Blood soup, fertilised duck embryo and woodworms; power through your weak constitutions and enter a world of delicious flavours with these adventurous Filipino food classics.
The Philippines doesn’t fall short on unique eats. With a national love for food, hatred of waste and an ingenious skill to recreate dishes in the Filipino style, the country has invented bold dishes that have become a cherished part of local identity. Instead of running the other direction, follow your curiosity and give these dishes a try – you might surprise yourself.
Starting with what many deem the king of adventurous food experiences in the Philippines, there’s the much-loved balut. This street food is a hard-boiled, fertilized duck egg containing a developing duck embryo. People are usually turned off by the visible formation of the duck head and beak (and sometimes feathers), but the egg is incubated for only as long as the bones remain soft enough to chew. Filipinos usually know when a balut vendor is in the area as they are known to loudly cry out “baluuuuuuut!” as they make their way down the streets.
The Philippines is big on street food, and there’s an extensive variety of what the country’s streets have to offer curious palates. Many of these are often served on a stick. The more regular ones include kwek-kwek (deep-fried coated quail eggs), fish balls and squid balls. There’s also the ever-famous isaw (chicken or pig intestines), balunbalunan (chicken gizzard), betamax (coagulated chicken or pig blood), helmet (chicken head) and adidas (chicken feet). With even pig’s ears ending up on street food carts, you can be sure that no animal part goes to waste on this side of the globe.
This classic Filipino dish is usually served on dining tables instead of on the streets. Dinuguan is essentially a savory blood stew made with pig’s blood and pork offals (dugo means ‘blood’ in Filipino). This dark-tinted stew is rich and extremely flavorful – enough to make adventurous eaters forget that they’re eating pig ears, intestines and snout slowly simmered in its own blood. If the Scottish have haggis, the Filipinos have dinuguan.
Filipinos love playing with different flavors. As a result, they’ve created matches made in heaven that might seem like pure absurdity to those who have yet to try them. One such pairing is the savory dinuguan with a sweet rice cake called puto. Another is champorado, a sweet chocolate rice porridge usually eaten for breakfast, with tuyo, a salted dried fish also popularly eaten for breakfast.
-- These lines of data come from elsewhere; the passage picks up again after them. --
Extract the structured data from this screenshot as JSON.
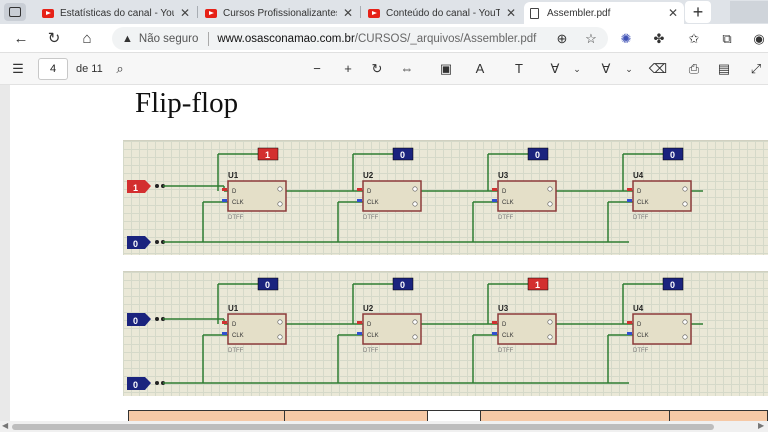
{
  "tabs": [
    {
      "label": "Estatísticas do canal - YouTube",
      "favicon": "youtube-icon",
      "active": false
    },
    {
      "label": "Cursos Profissionalizantes - YouTube",
      "favicon": "youtube-icon",
      "active": false
    },
    {
      "label": "Conteúdo do canal - YouTube",
      "favicon": "youtube-icon",
      "active": false
    },
    {
      "label": "Assembler.pdf",
      "favicon": "document-icon",
      "active": true
    }
  ],
  "address": {
    "security_label": "Não seguro",
    "url_host": "www.osasconamao.com.br",
    "url_path": "/CURSOS/_arquivos/Assembler.pdf"
  },
  "pdf_toolbar": {
    "page_current": "4",
    "page_total": "de 11"
  },
  "document": {
    "heading": "Flip-flop",
    "circuit_top": {
      "inputs": [
        "1",
        "0"
      ],
      "flipflops": [
        "U1",
        "U2",
        "U3",
        "U4"
      ],
      "outputs": [
        "1",
        "0",
        "0",
        "0"
      ],
      "pin_d": "D",
      "pin_clk": "CLK",
      "part": "DTFF"
    },
    "circuit_bottom": {
      "inputs": [
        "0",
        "0"
      ],
      "flipflops": [
        "U1",
        "U2",
        "U3",
        "U4"
      ],
      "outputs": [
        "0",
        "0",
        "1",
        "0"
      ],
      "pin_d": "D",
      "pin_clk": "CLK",
      "part": "DTFF"
    }
  },
  "colors": {
    "accent": "#0078d4",
    "probe_high": "#d32f2f",
    "probe_low": "#1a237e",
    "wire": "#2e7d32",
    "schematic_bg": "#eae8d7"
  }
}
And then there’s manggang hilaw (sour green mango) with bagoong (a strong-smelling fermented shrimp paste). These combos are must-tries that will make eating one seem incomplete without the other.
A curious delicacy, especially famous on the island of Palawan, is a woodworm called tamilok. This woodworm is taken out of the trunk of mangroves and usually eaten raw along with vinegar, and sometimes chili. Its taste very closely resembles that of oysters.
This dish should serve as a bit of a warning to travelers ordering pasta in the Philippines—there is such a thing as “Pinoy (Filipino) Spaghetti.” The country’s take on the Italian classic is much sweeter than anything you’ll ever find in an Italian restaurant. Sliced hot dogs area vital ingredient in this dish, so don’t be surprised to find some of that mixed in. Some versions even contain banana ketchup. This condiment is hugely popular in The Philippines and is served in many local and commercial restaurant chains.
Street vendors sell local ice cream known as “sorbetes” from colorful wooden push carts. They push the cart, usually carrying two to three flavors, around town, ringing a bell to attract customers’ attention. While buyers can choose to have their ice cream scooped into wafer or sugar cones, they can also have it inside a burger bun. It’s really just a Filipino version of the ice cream sandwich. Standard sorbetes flavors include ube (purple yam), cheese, and avocado.
It would probably be a difficult feat to find a Filipino who doesn’t love sisig. Usually served hot, sizzling away on a cast iron plate, this perfect beer companion is made up of parts of a pig’s face (cheeks, snout, and ears). For a creamier consistency, some even throw in a bit of the pig’s brain too. People should try this dish at least once; It’s a national favorite for good reason.